I think you are going to get a wide variety of answers based on folks individual coverage. I have pretty good AT&T coverage and for things like Slacker and Google Maps is fine. The only thing that seems slow is the browser--some folks have noted that may be more due to a sub-optimized browser than due to bandwidth issues.


brucect | 10 september 2013

agree w omarsultan - att has been fine for slacker and maps -- browser is a little slow (although that may be the s/w for the browser as much as the data connection). tethering - once available in v. 5.0 will probably be fine too (not sure whether you will be able to tether for maps) but you will probably spend an additional $10 or so/month for the additional data (if you are streaming music for typical commute daily for a month).
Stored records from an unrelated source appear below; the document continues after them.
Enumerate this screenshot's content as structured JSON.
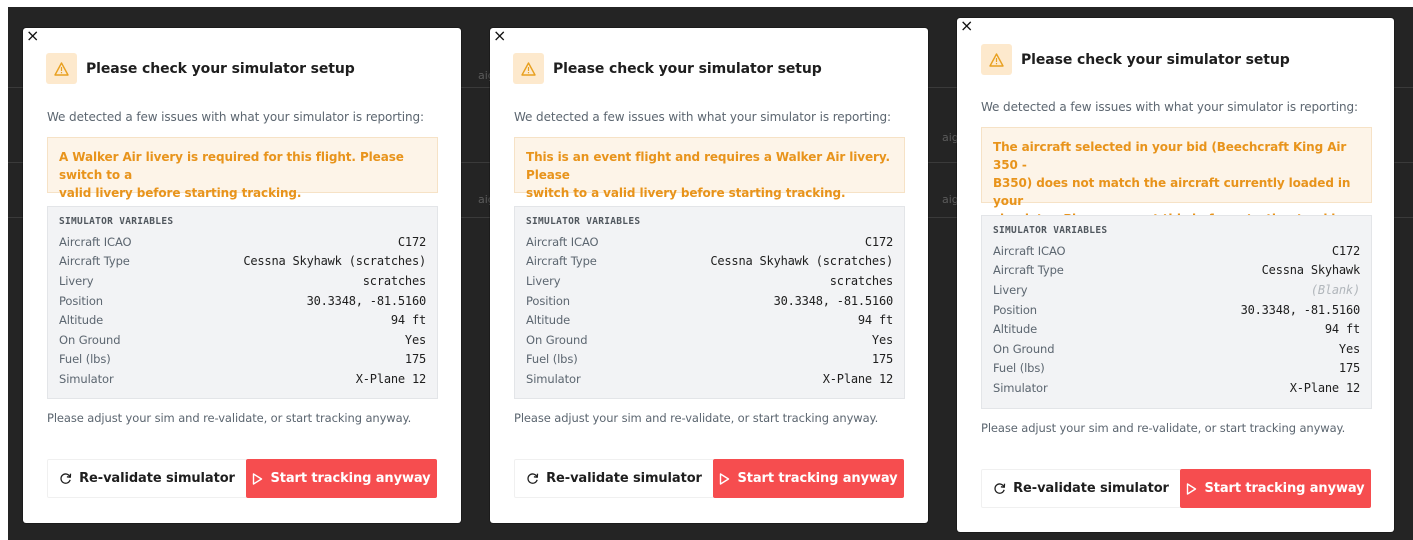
{
  "background": {
    "ghost_texts": [
      "aig",
      "aig",
      "aig",
      "aig",
      "aig",
      "aig",
      "aig"
    ]
  },
  "dialogs": [
    {
      "close_label": "×",
      "title": "Please check your simulator setup",
      "intro": "We detected a few issues with what your simulator is reporting:",
      "alert_lines": [
        "A Walker Air livery is required for this flight. Please switch to a",
        "valid livery before starting tracking."
      ],
      "vars_title": "SIMULATOR VARIABLES",
      "variables": [
        {
          "label": "Aircraft ICAO",
          "value": "C172"
        },
        {
          "label": "Aircraft Type",
          "value": "Cessna Skyhawk (scratches)"
        },
        {
          "label": "Livery",
          "value": "scratches"
        },
        {
          "label": "Position",
          "value": "30.3348, -81.5160"
        },
        {
          "label": "Altitude",
          "value": "94 ft"
        },
        {
          "label": "On Ground",
          "value": "Yes"
        },
        {
          "label": "Fuel (lbs)",
          "value": "175"
        },
        {
          "label": "Simulator",
          "value": "X-Plane 12"
        }
      ],
      "footer_note": "Please adjust your sim and re-validate, or start tracking anyway.",
      "revalidate_label": "Re-validate simulator",
      "start_label": "Start tracking anyway"
    },
    {
      "close_label": "×",
      "title": "Please check your simulator setup",
      "intro": "We detected a few issues with what your simulator is reporting:",
      "alert_lines": [
        "This is an event flight and requires a Walker Air livery. Please",
        "switch to a valid livery before starting tracking."
      ],
      "vars_title": "SIMULATOR VARIABLES",
      "variables": [
        {
          "label": "Aircraft ICAO",
          "value": "C172"
        },
        {
          "label": "Aircraft Type",
          "value": "Cessna Skyhawk (scratches)"
        },
        {
          "label": "Livery",
          "value": "scratches"
        },
        {
          "label": "Position",
          "value": "30.3348, -81.5160"
        },
        {
          "label": "Altitude",
          "value": "94 ft"
        },
        {
          "label": "On Ground",
          "value": "Yes"
        },
        {
          "label": "Fuel (lbs)",
          "value": "175"
        },
        {
          "label": "Simulator",
          "value": "X-Plane 12"
        }
      ],
      "footer_note": "Please adjust your sim and re-validate, or start tracking anyway.",
      "revalidate_label": "Re-validate simulator",
      "start_label": "Start tracking anyway"
    },
    {
      "close_label": "×",
      "title": "Please check your simulator setup",
      "intro": "We detected a few issues with what your simulator is reporting:",
      "alert_lines": [
        "The aircraft selected in your bid (Beechcraft King Air 350 -",
        "B350) does not match the aircraft currently loaded in your",
        "simulator. Please correct this before starting tracking."
      ],
      "vars_title": "SIMULATOR VARIABLES",
      "variables": [
        {
          "label": "Aircraft ICAO",
          "value": "C172"
        },
        {
          "label": "Aircraft Type",
          "value": "Cessna Skyhawk"
        },
        {
          "label": "Livery",
          "value": "(Blank)",
          "blank": true
        },
        {
          "label": "Position",
          "value": "30.3348, -81.5160"
        },
        {
          "label": "Altitude",
          "value": "94 ft"
        },
        {
          "label": "On Ground",
          "value": "Yes"
        },
        {
          "label": "Fuel (lbs)",
          "value": "175"
        },
        {
          "label": "Simulator",
          "value": "X-Plane 12"
        }
      ],
      "footer_note": "Please adjust your sim and re-validate, or start tracking anyway.",
      "revalidate_label": "Re-validate simulator",
      "start_label": "Start tracking anyway"
    }
  ],
  "colors": {
    "accent": "#f64d4f",
    "warning_text": "#e8941c",
    "warning_bg": "#fdf4e8",
    "backdrop": "#242424"
  },
  "icons": {
    "warning": "warning-triangle-icon",
    "close": "close-icon",
    "refresh": "refresh-icon",
    "play": "play-icon"
  }
}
PaceyWhitter | 10 september 2013

Also remember that eventually you are going to have to pay for that AT&T 3G service to continue. That might swing things further in favor of tethering.
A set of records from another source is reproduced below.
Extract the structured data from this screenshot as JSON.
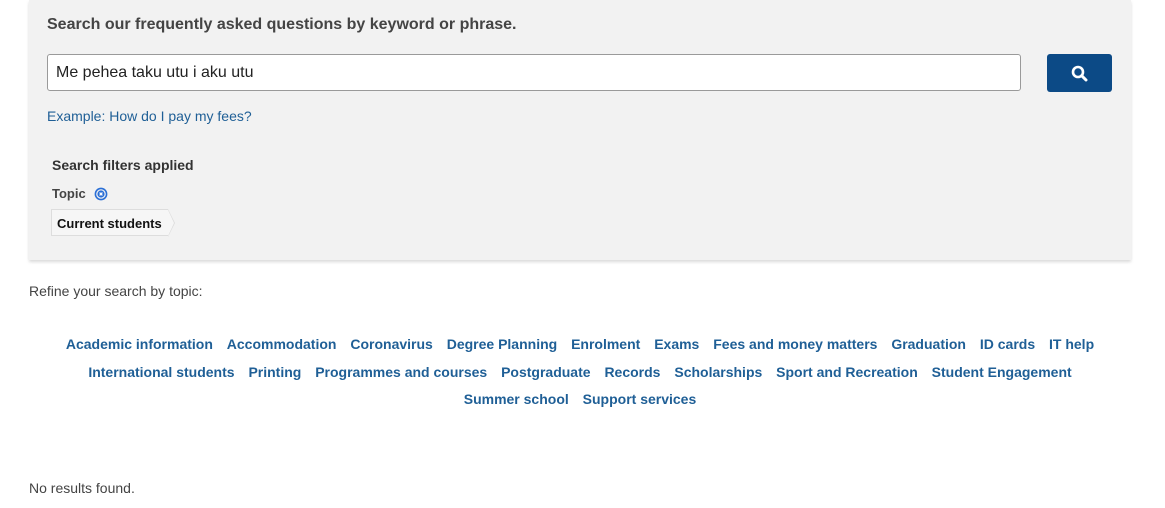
{
  "search": {
    "heading": "Search our frequently asked questions by keyword or phrase.",
    "input_value": "Me pehea taku utu i aku utu",
    "button_icon": "search-icon",
    "example_prefix": "Example:",
    "example_link": "How do I pay my fees?"
  },
  "filters": {
    "heading": "Search filters applied",
    "topic_label": "Topic",
    "remove_icon": "close-circle-icon",
    "applied": "Current students"
  },
  "refine": {
    "label": "Refine your search by topic:",
    "topics": [
      "Academic information",
      "Accommodation",
      "Coronavirus",
      "Degree Planning",
      "Enrolment",
      "Exams",
      "Fees and money matters",
      "Graduation",
      "ID cards",
      "IT help",
      "International students",
      "Printing",
      "Programmes and courses",
      "Postgraduate",
      "Records",
      "Scholarships",
      "Sport and Recreation",
      "Student Engagement",
      "Summer school",
      "Support services"
    ]
  },
  "results": {
    "message": "No results found."
  },
  "colors": {
    "panel_bg": "#f2f2f2",
    "button_bg": "#0c4a86",
    "link": "#1f5f96",
    "remove_icon": "#2a6fd6"
  }
}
Also with 5.0 you can also access wifi, so you could download firmware that way while at home.

wcalvin | 10 september 2013

We are all still waiting what Tesla's policy is going to be, and what their offerings are.

akikiki | 10 september 2013

The 5.0 release notes didn't say that tethering is enabled. It discusses wifi, but not cell phone tethering. Maybe I am wrong, but I was reading the release notes pretty carefully. Right or wrong, best to wait and see what we actually get. Huh?

WSE51 | 10 september 2013

I have 5.0 and it has tethering ... to be specific, you set up the tethering on your cell phone, iPad, or a specific mobile base station device. As far as the Model S is concerned, it is just another WiFi network it can join. So if you have a mobile device with 4G capability, you will get faster responses in most cases than using the 3G connection built into the Model S.

In my testing, the browser is still much slower than my 4G iPhone's browser... perhaps this is due to the CPU inside the car rather than the speed of the mobile connection.

kmalloy | 12 september 2013

WSE51 - Can you post simple instructions on how to tether the iPhone to the v5 mS?

Haeze | 12 september 2013

If you are concerned mostly about your music, I would actually suggest just playing the music from the phone, to the radio using Bluetooth. The controls on the screen work for most audio apps on the iPhone, and that way you don't have to mess with tethering at all. Let the car use its AT&T 3G connection for stuff like maps, while your phone uses Verizon LTE for your music.

WSE51 | 12 september 2013

To kmalloy -- How To Enable Tethering on Your iPhone and then use it on your Model S:

On your iPhone, the first time you set it up, the instruction is different than when you do it again later. Also depending upon your data plan with your carrier you may need to call them, or enable it on their website, though for most plans it is included (it chews up your data allocation each month)

1) Go to Settings, then General, then Cellular
2) The fourth line down should say Personal Hotspot, select it
3) A new page will appear with a slider you can turn on, but before you do, it gives you a chance to enter a password for your little WiFi network to require. There is a default password which you can change. Once you slide the Personal Hotspot on, it will remind you that the name of your network is the name of your iPhone (you would have named your iPhone within iTunes when you first set up your iPhone; and you can change the name of your iPhone in iTunes by clicking on the name and an edit window becomes available).

Once the Personal Hotspot has been set up the first time, then it will appear as the 4th line of the main Settings Page and can be turned on and off directly from that page.

Once tethering is "on", then on your Model S, follow the instructions that come with v 5.0 -- basically you touch the 3G symbol on the touchscreen, and your should soon get a list of available WiFi networks, and your iPhone's network will be listed. Touch the name of your network and you will be prompted to enter the password, then the Model S will log in and start using it instead of the 3G default it has been using. As you drive, the network will move with you as long as your iPhone has sufficient cell coverage.

Hope that helps